ABOUT THIS TASK - Restate each record word for word, omitting whatever pictures it holds.

DATA PROVIDED -

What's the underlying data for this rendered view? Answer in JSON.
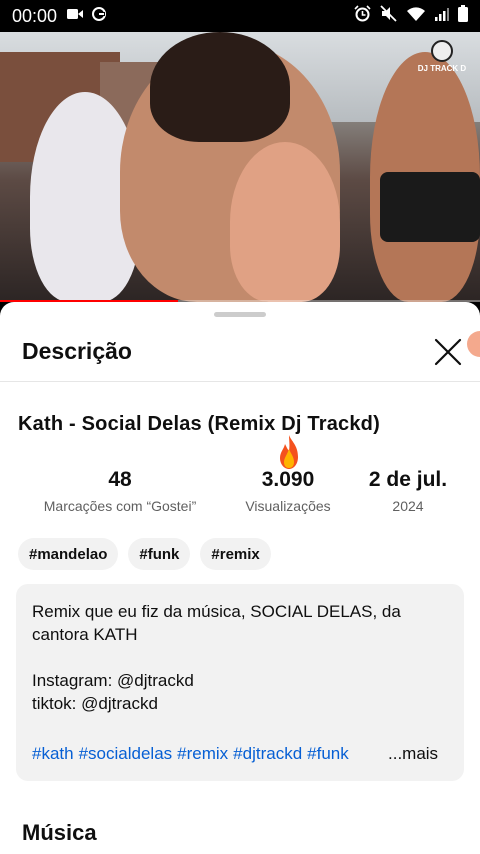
{
  "status_bar": {
    "time": "00:00"
  },
  "video": {
    "watermark": "DJ TRACK D",
    "progress_fraction": 0.37
  },
  "panel": {
    "title": "Descrição",
    "video_title": "Kath - Social Delas (Remix Dj Trackd)",
    "stats": [
      {
        "value": "48",
        "label": "Marcações com “Gostei”"
      },
      {
        "value": "3.090",
        "label": "Visualizações"
      },
      {
        "value": "2 de jul.",
        "label": "2024"
      }
    ],
    "tags": [
      "#mandelao",
      "#funk",
      "#remix"
    ],
    "description": {
      "line1": "Remix que eu fiz da música, SOCIAL DELAS, da",
      "line2": "cantora KATH",
      "instagram": "Instagram: @djtrackd",
      "tiktok": "tiktok: @djtrackd",
      "hashtags": [
        "#kath",
        "#socialdelas",
        "#remix",
        "#djtrackd",
        "#funk"
      ],
      "more_label": "...mais"
    },
    "music_heading": "Música"
  },
  "colors": {
    "accent_link": "#065fd4",
    "progress": "#ff0000"
  }
}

RESPONSE BOX -
What's the underlying data for this rendered view? Answer in JSON.
{
  "status_bar": {
    "time": "00:00"
  },
  "video": {
    "watermark": "DJ TRACK D",
    "progress_fraction": 0.37
  },
  "panel": {
    "title": "Descrição",
    "video_title": "Kath - Social Delas (Remix Dj Trackd)",
    "stats": [
      {
        "value": "48",
        "label": "Marcações com “Gostei”"
      },
      {
        "value": "3.090",
        "label": "Visualizações"
      },
      {
        "value": "2 de jul.",
        "label": "2024"
      }
    ],
    "tags": [
      "#mandelao",
      "#funk",
      "#remix"
    ],
    "description": {
      "line1": "Remix que eu fiz da música, SOCIAL DELAS, da",
      "line2": "cantora KATH",
      "instagram": "Instagram: @djtrackd",
      "tiktok": "tiktok: @djtrackd",
      "hashtags": [
        "#kath",
        "#socialdelas",
        "#remix",
        "#djtrackd",
        "#funk"
      ],
      "more_label": "...mais"
    },
    "music_heading": "Música"
  },
  "colors": {
    "accent_link": "#065fd4",
    "progress": "#ff0000"
  }
}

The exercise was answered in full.